Withington history

Withington area history

History of the area

The Withington area of south Manchester has a rich and fascinating history going back at least as far as medieval times, with enormous growth in the Victorian period, and a wealth of modern history.

These pages provide an account of this history, covering Withington, Ladybarn and Old Moat. Individual articles describe aspects of this history, including old maps, old photographs, oral history memoirs, famous people of Withington, the story of existing and lost buildings and the role of Withington in the history of popular music.

Books in the Withington Civic Society History Series are available below.

We also provide a guide to other history resources for the area.


Withington Civic Society publications

Withington Civic Society publishes a series of books on the history of the Withington area:
  • A walk through the history of Withington: A guided walk through the historical centre of Withington in Manchester.
  • Wartime Withington: Memories of World War II.
  • A legacy of love: The story of the Harrison organ in St. Chad's Church, Ladybarn (by Robert Nicholls).
  • Ladybarn in the 1970s - a time of conflict: A story of urban renewal and protest in south Manchester (by Ruth Shepherd).

These publications are available from Withington Library and other outlets in the Withington area. They may also be purchased online at £6.00 each (inc. p&p) by emailing your request to the Civic Society at contact@withingtoncivicsociety.org.uk. Payment is by bank transfer.

Other history resources

A book covering aspects of Withington's history is:  "A history of  Withington" by Kenneth Whittaker (1957, EJ Morten Publishers; Rev Ed edition, October 1969 )
An attractive booklet of old photographs of the area and interesting historical notes is  "Looking Back at Withington and Didsbury" by Gay Sussex and Peter Helm (Willow Publishing, 1988. Reprinted 1993).

Covering Manchester suburbs in general is:  "Illustrated History of Manchester's Suburbs"  by Glynis Cooper (Breedon Books, in association with Manchester Libraries, 2002. ISBN: 1-85983-292-X. Website: www.breedonbooks.co.uk). This has several pages on each of the larger suburbs, including Withington (but with a few errors).

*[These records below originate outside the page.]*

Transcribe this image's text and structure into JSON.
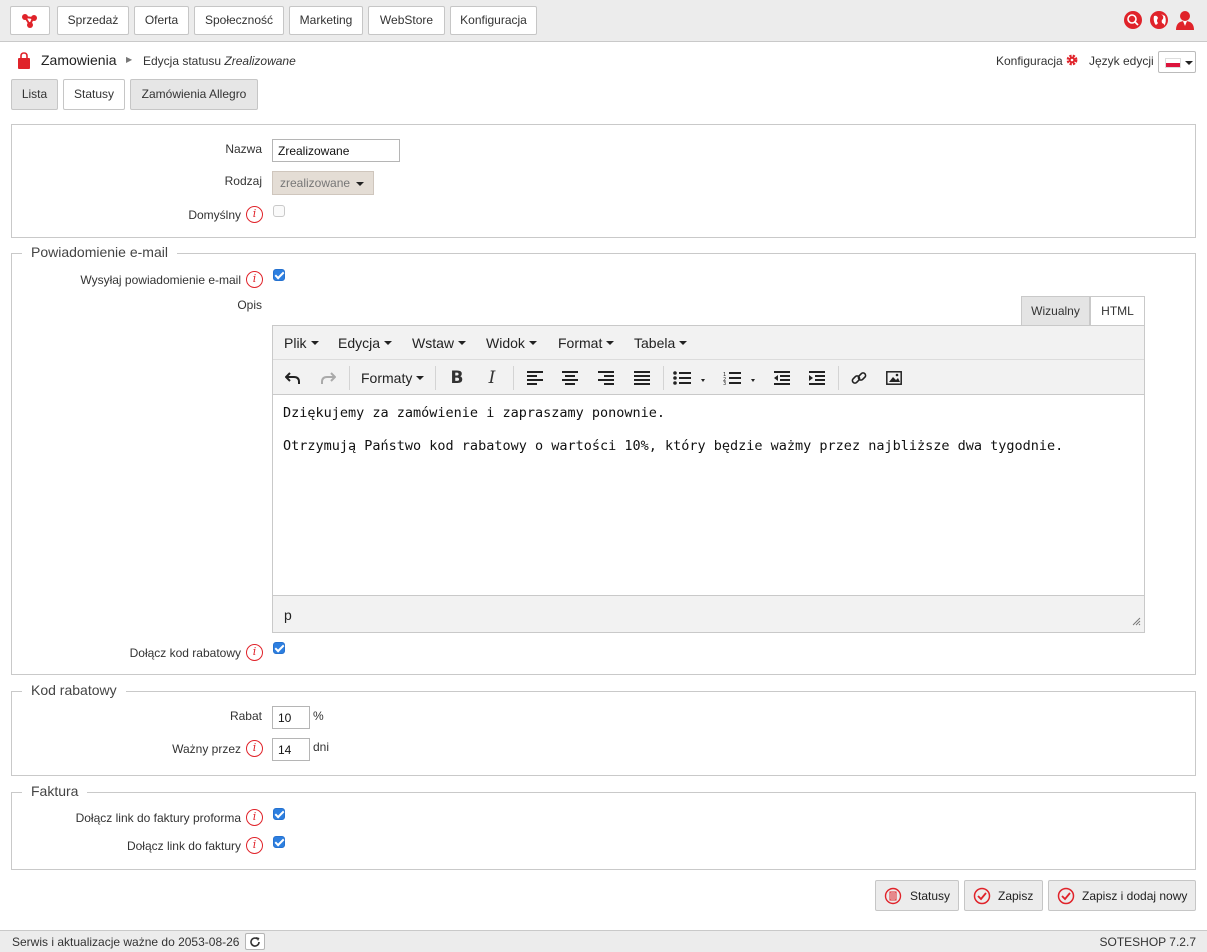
{
  "nav": {
    "logo_icon": "share-nodes-icon",
    "items": [
      {
        "label": "Sprzedaż"
      },
      {
        "label": "Oferta"
      },
      {
        "label": "Społeczność"
      },
      {
        "label": "Marketing"
      },
      {
        "label": "WebStore"
      },
      {
        "label": "Konfiguracja"
      }
    ],
    "right_icons": [
      "search-icon",
      "globe-icon",
      "user-icon"
    ],
    "accent_color": "#e0232a"
  },
  "breadcrumb": {
    "section": "Zamowienia",
    "sub_prefix": "Edycja statusu",
    "sub_item": "Zrealizowane"
  },
  "header_right": {
    "config_label": "Konfiguracja",
    "language_label": "Język edycji",
    "language_flag": "pl-flag-icon"
  },
  "tabs": [
    {
      "label": "Lista",
      "active": false
    },
    {
      "label": "Statusy",
      "active": true
    },
    {
      "label": "Zamówienia Allegro",
      "active": false
    }
  ],
  "general": {
    "name_label": "Nazwa",
    "name_value": "Zrealizowane",
    "type_label": "Rodzaj",
    "type_value": "zrealizowane",
    "default_label": "Domyślny",
    "default_checked": false
  },
  "email": {
    "legend": "Powiadomienie e-mail",
    "send_label": "Wysyłaj powiadomienie e-mail",
    "send_checked": true,
    "desc_label": "Opis",
    "mode_visual": "Wizualny",
    "mode_html": "HTML",
    "menu": [
      "Plik",
      "Edycja",
      "Wstaw",
      "Widok",
      "Format",
      "Tabela"
    ],
    "formats_label": "Formaty",
    "content": [
      "Dziękujemy za zamówienie i zapraszamy ponownie.",
      "Otrzymują Państwo kod rabatowy o wartości 10%, który będzie ważmy przez najbliższe dwa tygodnie."
    ],
    "path": "p",
    "attach_code_label": "Dołącz kod rabatowy",
    "attach_code_checked": true
  },
  "discount": {
    "legend": "Kod rabatowy",
    "rabat_label": "Rabat",
    "rabat_value": "10",
    "rabat_unit": "%",
    "valid_label": "Ważny przez",
    "valid_value": "14",
    "valid_unit": "dni"
  },
  "invoice": {
    "legend": "Faktura",
    "proforma_label": "Dołącz link do faktury proforma",
    "proforma_checked": true,
    "invoice_label": "Dołącz link do faktury",
    "invoice_checked": true
  },
  "actions": {
    "statusy": "Statusy",
    "zapisz": "Zapisz",
    "zapisz_nowy": "Zapisz i dodaj nowy"
  },
  "footer": {
    "service_text": "Serwis i aktualizacje ważne do 2053-08-26",
    "version": "SOTESHOP 7.2.7"
  }
}
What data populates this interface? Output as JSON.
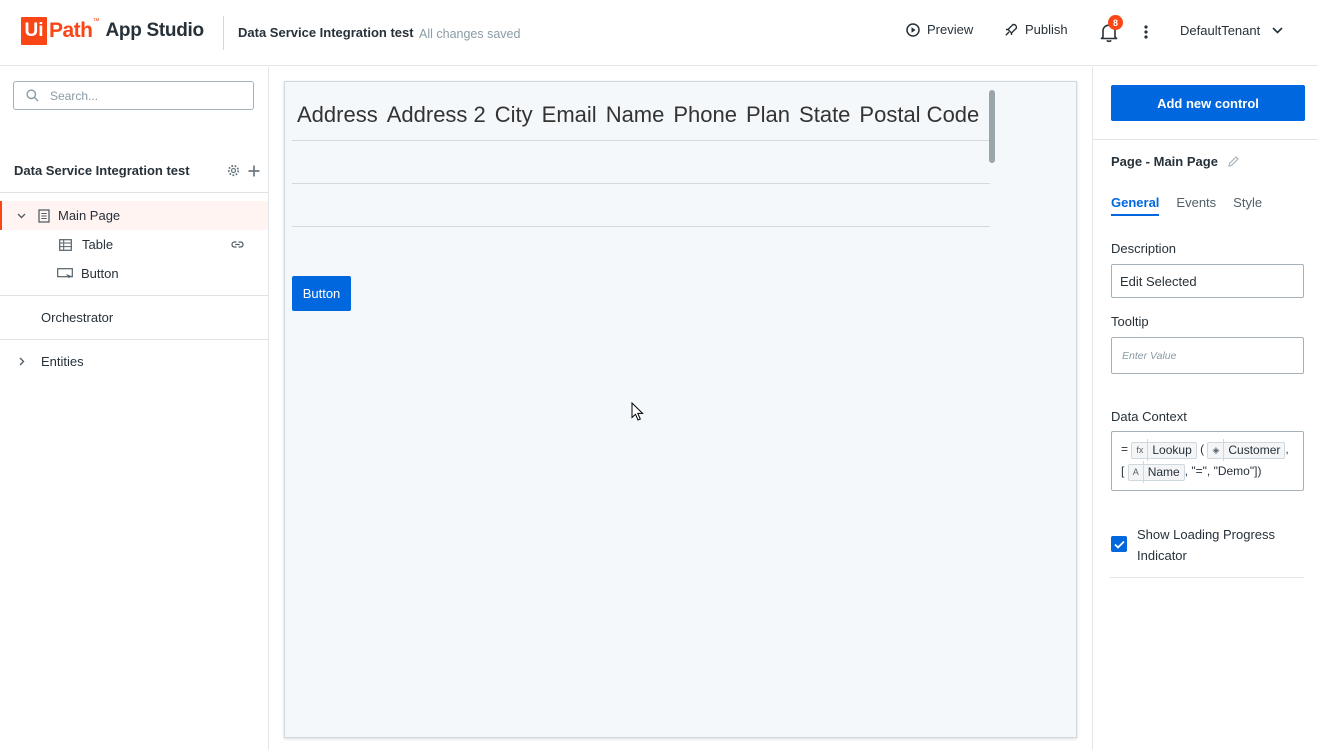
{
  "header": {
    "logo_ui": "Ui",
    "logo_path": "Path",
    "logo_tm": "™",
    "logo_app": "App Studio",
    "project_name": "Data Service Integration test",
    "save_status": "All changes saved",
    "preview_label": "Preview",
    "publish_label": "Publish",
    "notification_count": "8",
    "tenant": "DefaultTenant"
  },
  "left_panel": {
    "search_placeholder": "Search...",
    "tree_title": "Data Service Integration test",
    "items": [
      {
        "label": "Main Page",
        "icon": "page-icon",
        "selected": true
      },
      {
        "label": "Table",
        "icon": "table-icon"
      },
      {
        "label": "Button",
        "icon": "button-control-icon"
      }
    ],
    "orchestrator_label": "Orchestrator",
    "entities_label": "Entities"
  },
  "canvas": {
    "columns": [
      "Address",
      "Address 2",
      "City",
      "Email",
      "Name",
      "Phone",
      "Plan",
      "State",
      "Postal Code"
    ],
    "button_label": "Button"
  },
  "right_panel": {
    "add_control_label": "Add new control",
    "page_title": "Page - Main Page",
    "tabs": [
      "General",
      "Events",
      "Style"
    ],
    "active_tab": "General",
    "description_label": "Description",
    "description_value": "Edit Selected",
    "tooltip_label": "Tooltip",
    "tooltip_placeholder": "Enter Value",
    "data_context_label": "Data Context",
    "data_context": {
      "eq": "=",
      "lookup": "Lookup",
      "open_paren": "(",
      "entity": "Customer",
      "comma1": ",",
      "open_bracket": "[",
      "field": "Name",
      "rest": ", \"=\", \"Demo\"])"
    },
    "show_loading_label": "Show Loading Progress Indicator",
    "show_loading_checked": true
  },
  "colors": {
    "brand": "#fa4616",
    "accent": "#0067df"
  }
}
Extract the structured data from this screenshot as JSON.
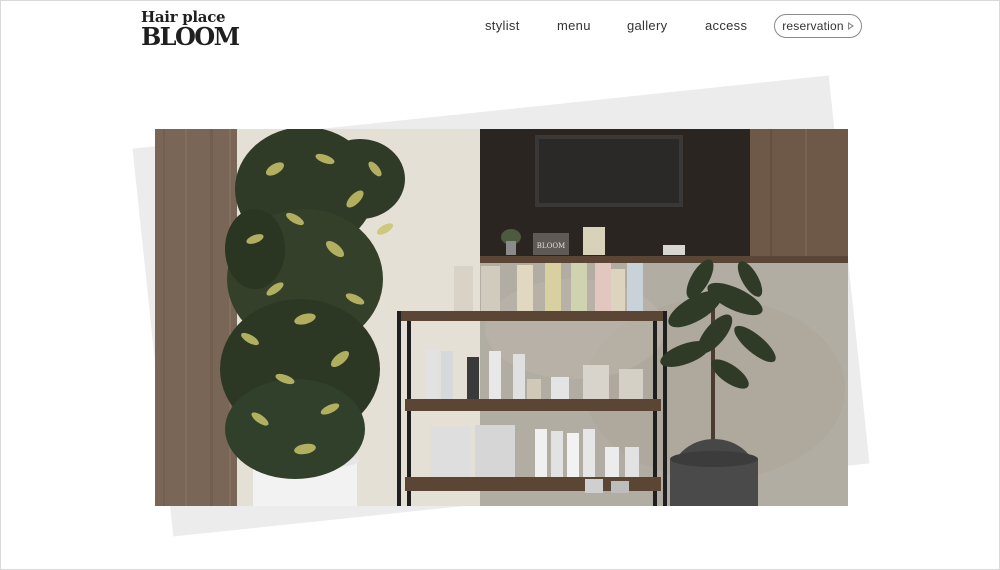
{
  "header": {
    "logo_line1": "Hair place",
    "logo_line2": "BLOOM"
  },
  "nav": {
    "items": [
      {
        "label": "stylist"
      },
      {
        "label": "menu"
      },
      {
        "label": "gallery"
      },
      {
        "label": "access"
      }
    ],
    "reservation_label": "reservation"
  },
  "hero": {
    "sign_text": "BLOOM",
    "colors": {
      "wood": "#7a6656",
      "dark_panel": "#2b2521",
      "concrete": "#b2ada3",
      "wall": "#e4e0d6",
      "foliage": "#2f3b26",
      "foliage_light": "#c9c46a",
      "shelf": "#5b4636",
      "pot": "#4a4a4a"
    }
  }
}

For an extensive collection of old and recent pictures of the area and of Manchester, see the  Manchester Local Image Collection.
Maps from the 19th century and early 20th century  record the development of Withington, Old Moat and Ladybarn. See the   Old Maps page  for a guide to available maps.

Watercourses through the area are described in  "The Lost Rivers of Manchester" by Geoffrey Ashworth (Willow Publishing, 1987). See the  Watercourses page.

An online summary of some aspects of the history of the area (especially ancient and manorial history)  is  Victoria County History: 'Townships: Withington',  A History of the County of Lancaster: Volume 4 (1911), pp. 288-293 (William Farrer & J. Brownbill (editors)).
Extract from   an historical archive  of a wider area (1282)  [ Remains, historical & literary, connected with the palatine counties of Lancaster and Chester  (1844-86)]

Other sources of historical information may be found on the City Council's website.
The place names of Lancashire, E. Ekwall, Manchester University Press, 1922 . Available online at  http://archive.org/details/placenamesoflanc00ekwauoft.

The  Wikipedia page for Withington includes some history and has useful links to other resources.

"Withington that was" by Kenneth Whittaker (193, Lumb Lane, Audenshow, Manchester) is an interesting booklet reflecting on Withington's past, as is
 "Withington worthies" by the same author.

Use of the website: If you wish to use the material of the website, please clearly acknowledge the source of the materials: "Information/Photographs is/are by kind permission of Withington Civic Society" and include our website address: " www.withingtoncivicsociety.org.uk". If the purposes for which you wish to use the material are commercial or commercially-related, please contact the Civic Society at: contact@withingtoncivicsociety.org.uk to get permission before you use any material either in print or for any other commercial purposes.